- Oil will hit peak demand between 2020 and 2023 with an estimated 2 million barrels per day(mbd) being removed from the market and the potential of 25 – 30 mbd by 2030, causing a slump in prices and driving costly oil fields from production, thus leading to diminishment in oil company valuations, especially corporations heavily invested in expensive Tar Sands and Shale extraction.7/ 8
- Electric Vehicles (EV’s) and Autonomous Electric Vehicles (A EV’s) are poised to increase market share globally due to improvements in battery technology, scalability, lower manufacturing costs, advantages of longevity and the Transportation as a Service (TaAS) model of ride sharing already prevalent in major cities through companies such as Uber and Lyft. Worldwide regulations to meet COP21 climate goals will accelerate the changeover process from Internal Combustion Engines (ICE) to EV’s.9
- Natural Gas will experience competition from cheaper renewable technologies such as Solar PV and On-Shore wind for power generation. Both renewable technologies will prove less costly to install, maintain and operate than conventional natural gas by 2020. According to Business Insider and Morgan Stanley, Solar and Wind “will be the cheapest source of power in the world in less than three years.”10
- Battery Storage technology: “Demand for energy storage from the utility sector will grow more than the market anticipates by 2019-20,” the report from Morgan Stanley asserts. The demand for storage is expected to grow from a less than $300 million a year market to as much as $4 billion in the next two to three years. Battery Storage Technology will create conditions for “wind and solar to become a dependable rather than an unpredictable source of energy.”11
The following paper collates the findings of the business press, analyses from major investment houses, think tanks, government agencies and academic studies into a document depicting the rapid shifts and disruptions occurring in the energy and transportation sectors across the United States and the globe. The document attempts to gather and illustrate the growing consensus of financial, energy and transportation analysts regarding the forthcoming and ineluctable changeover from a fossil-fuel based economy to a system powered by renewable resources and the technology designed to capture, distribute, store and operate in the forthcoming new energy economy. While this document depicts a snapshot of market conditions in late 2017, the rapid shift toward energy sectors dominated by renewable energy technologies will only accelerate across the globe, leaving incumbent fuel sources and equipment with ever diminishing roles, moving to unviability and eventual elimination from the economy.
Thoroughly footnoted and utilizing reporting and analyses from esteemed outlets and organizations, the document outlines the multiplicity of reasons investors, especially cities, their operating budgets and their attendant pension funds should heed the gathering trend lines and begin the process of divesting from the fossil fuel energy sector.

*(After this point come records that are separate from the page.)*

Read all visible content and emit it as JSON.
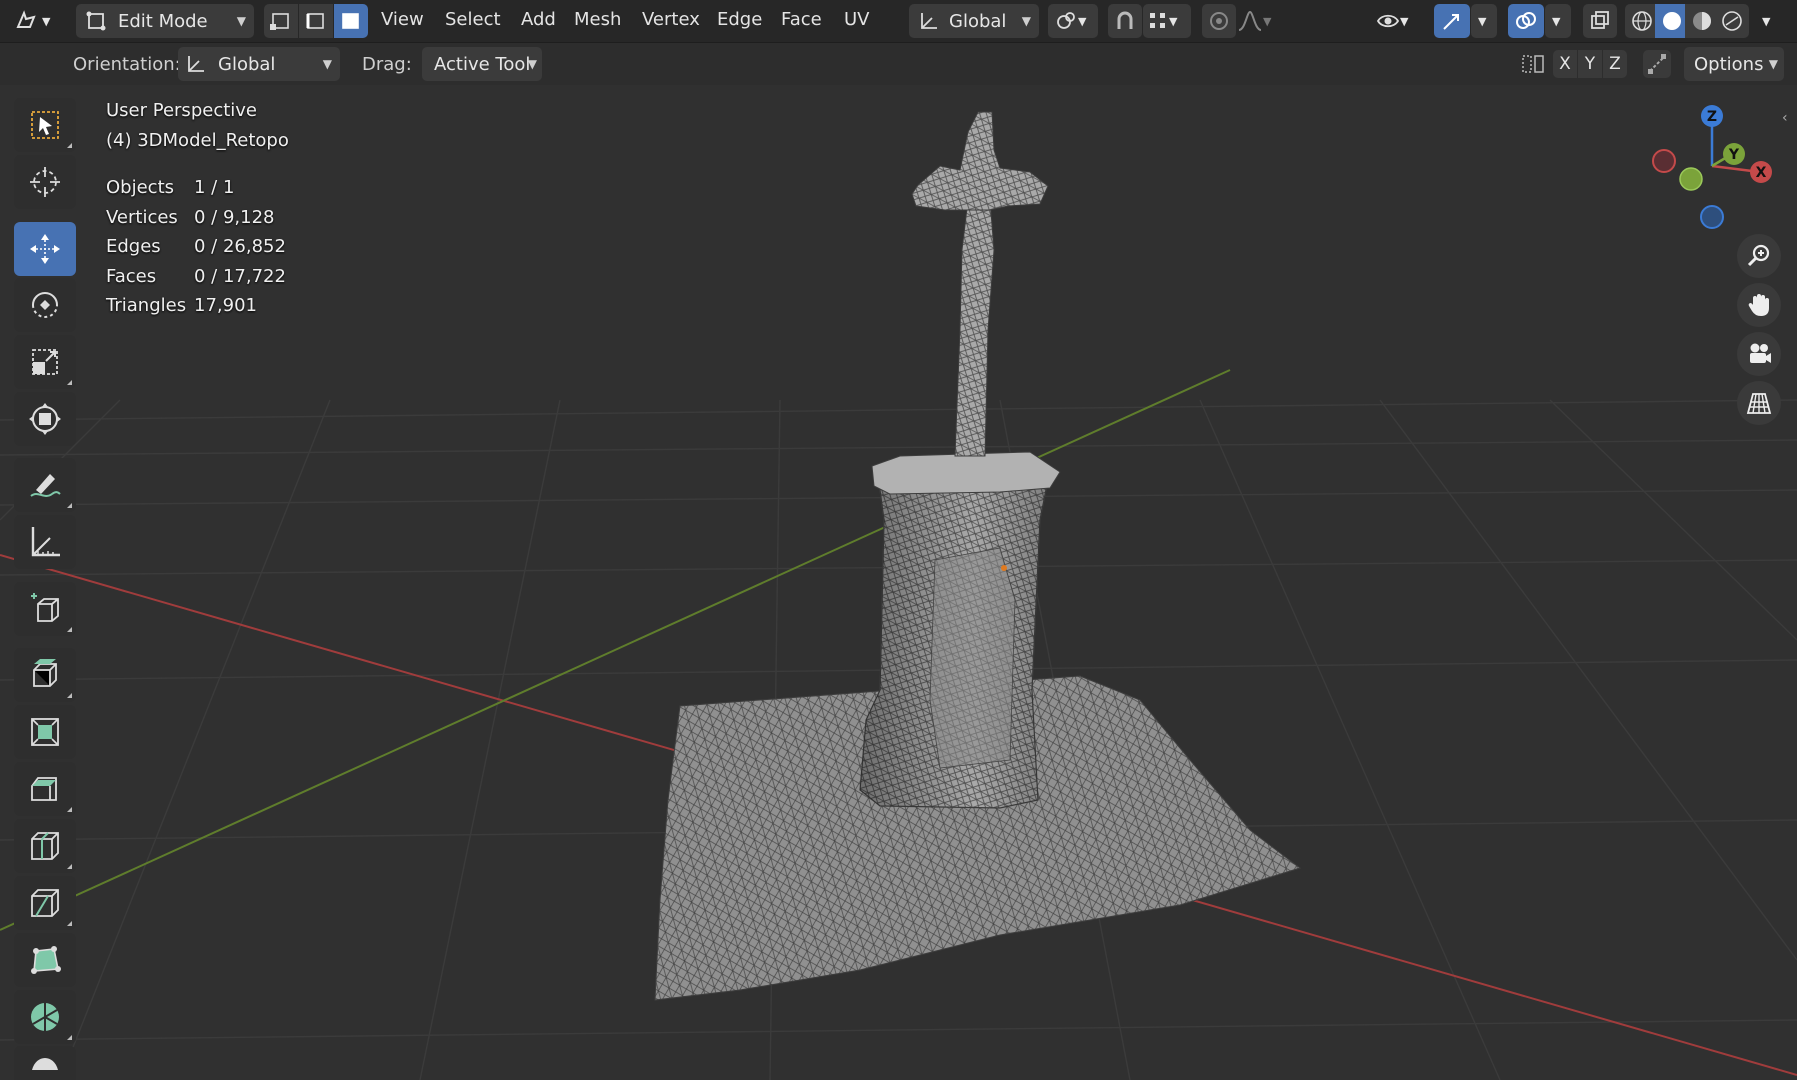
{
  "header": {
    "mode_label": "Edit Mode",
    "menus": [
      "View",
      "Select",
      "Add",
      "Mesh",
      "Vertex",
      "Edge",
      "Face",
      "UV"
    ],
    "transform_orientation": "Global"
  },
  "tool_header": {
    "orientation_label": "Orientation:",
    "orientation_value": "Global",
    "drag_label": "Drag:",
    "drag_value": "Active Tool",
    "axes": [
      "X",
      "Y",
      "Z"
    ],
    "options_label": "Options"
  },
  "viewport": {
    "view_name": "User Perspective",
    "object_name": "(4) 3DModel_Retopo",
    "stats": [
      {
        "label": "Objects",
        "value": "1 / 1"
      },
      {
        "label": "Vertices",
        "value": "0 / 9,128"
      },
      {
        "label": "Edges",
        "value": "0 / 26,852"
      },
      {
        "label": "Faces",
        "value": "0 / 17,722"
      },
      {
        "label": "Triangles",
        "value": "17,901"
      }
    ]
  },
  "gizmo": {
    "x": "X",
    "y": "Y",
    "z": "Z"
  },
  "toolbar": {
    "tools": [
      "select-box",
      "cursor",
      "move",
      "rotate",
      "scale",
      "transform",
      "annotate",
      "measure",
      "add-cube",
      "extrude-region",
      "inset-faces",
      "bevel",
      "loop-cut",
      "knife",
      "poly-build",
      "spin",
      "smooth"
    ],
    "active_tool": "move"
  },
  "colors": {
    "accent": "#4772b3",
    "x_axis": "#c44a4a",
    "y_axis": "#7ba33a",
    "z_axis": "#3b7bd6",
    "background": "#303030"
  }
}
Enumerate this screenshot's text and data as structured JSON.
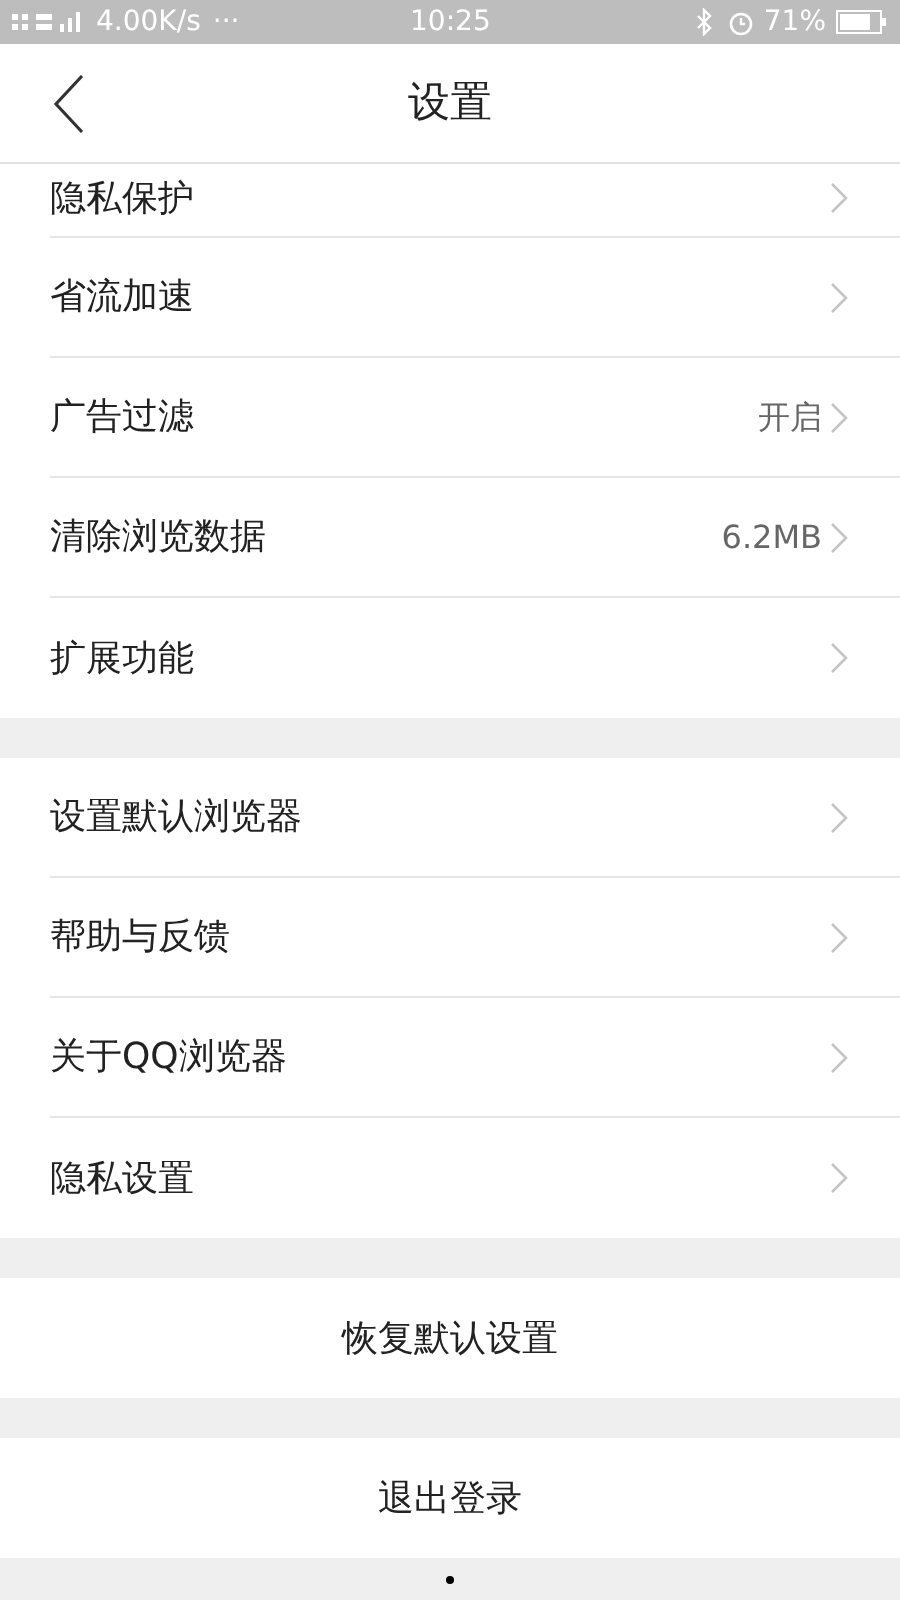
{
  "status_bar": {
    "network": "4.00K/s",
    "more": "···",
    "time": "10:25",
    "battery": "71%"
  },
  "header": {
    "title": "设置"
  },
  "groups": [
    {
      "items": [
        {
          "label": "隐私保护"
        },
        {
          "label": "省流加速"
        },
        {
          "label": "广告过滤",
          "value": "开启"
        },
        {
          "label": "清除浏览数据",
          "value": "6.2MB"
        },
        {
          "label": "扩展功能"
        }
      ]
    },
    {
      "items": [
        {
          "label": "设置默认浏览器"
        },
        {
          "label": "帮助与反馈"
        },
        {
          "label": "关于QQ浏览器"
        },
        {
          "label": "隐私设置"
        }
      ]
    }
  ],
  "buttons": [
    "恢复默认设置",
    "退出登录"
  ]
}
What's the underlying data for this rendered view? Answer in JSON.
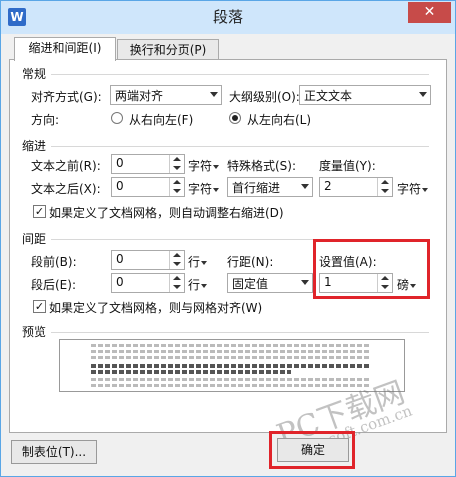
{
  "window": {
    "title": "段落",
    "app_icon": "W",
    "close": "✕"
  },
  "tabs": [
    {
      "label": "缩进和间距(I)",
      "active": true
    },
    {
      "label": "换行和分页(P)",
      "active": false
    }
  ],
  "general": {
    "section": "常规",
    "alignment_label": "对齐方式(G):",
    "alignment_value": "两端对齐",
    "outline_label": "大纲级别(O):",
    "outline_value": "正文文本",
    "direction_label": "方向:",
    "rtl_label": "从右向左(F)",
    "ltr_label": "从左向右(L)"
  },
  "indent": {
    "section": "缩进",
    "before_label": "文本之前(R):",
    "before_value": "0",
    "before_unit": "字符",
    "after_label": "文本之后(X):",
    "after_value": "0",
    "after_unit": "字符",
    "special_label": "特殊格式(S):",
    "special_value": "首行缩进",
    "measure_label": "度量值(Y):",
    "measure_value": "2",
    "measure_unit": "字符",
    "grid_check_label": "如果定义了文档网格，则自动调整右缩进(D)"
  },
  "spacing": {
    "section": "间距",
    "before_label": "段前(B):",
    "before_value": "0",
    "before_unit": "行",
    "after_label": "段后(E):",
    "after_value": "0",
    "after_unit": "行",
    "line_label": "行距(N):",
    "line_value": "固定值",
    "set_label": "设置值(A):",
    "set_value": "1",
    "set_unit": "磅",
    "grid_check_label": "如果定义了文档网格，则与网格对齐(W)"
  },
  "preview": {
    "section": "预览"
  },
  "buttons": {
    "tabs": "制表位(T)...",
    "ok": "确定"
  },
  "watermark": {
    "brand": "PC下载网",
    "url": "pcsoft.com.cn"
  },
  "colors": {
    "accent": "#5aa6e6",
    "highlight": "#e0242a",
    "close": "#c74b49"
  }
}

With renewables poised to gain increasing market shares, the oil, coal and gas sectors will undergo reduced demand trending toward zero due to economic and regulatory pressures from markets and government respectively, leaving assets in the ground and facilities designed to explore, mine, process and burn fossil fuels increasingly diminished in value and heading towards non-utilization, stranding and worthlessness.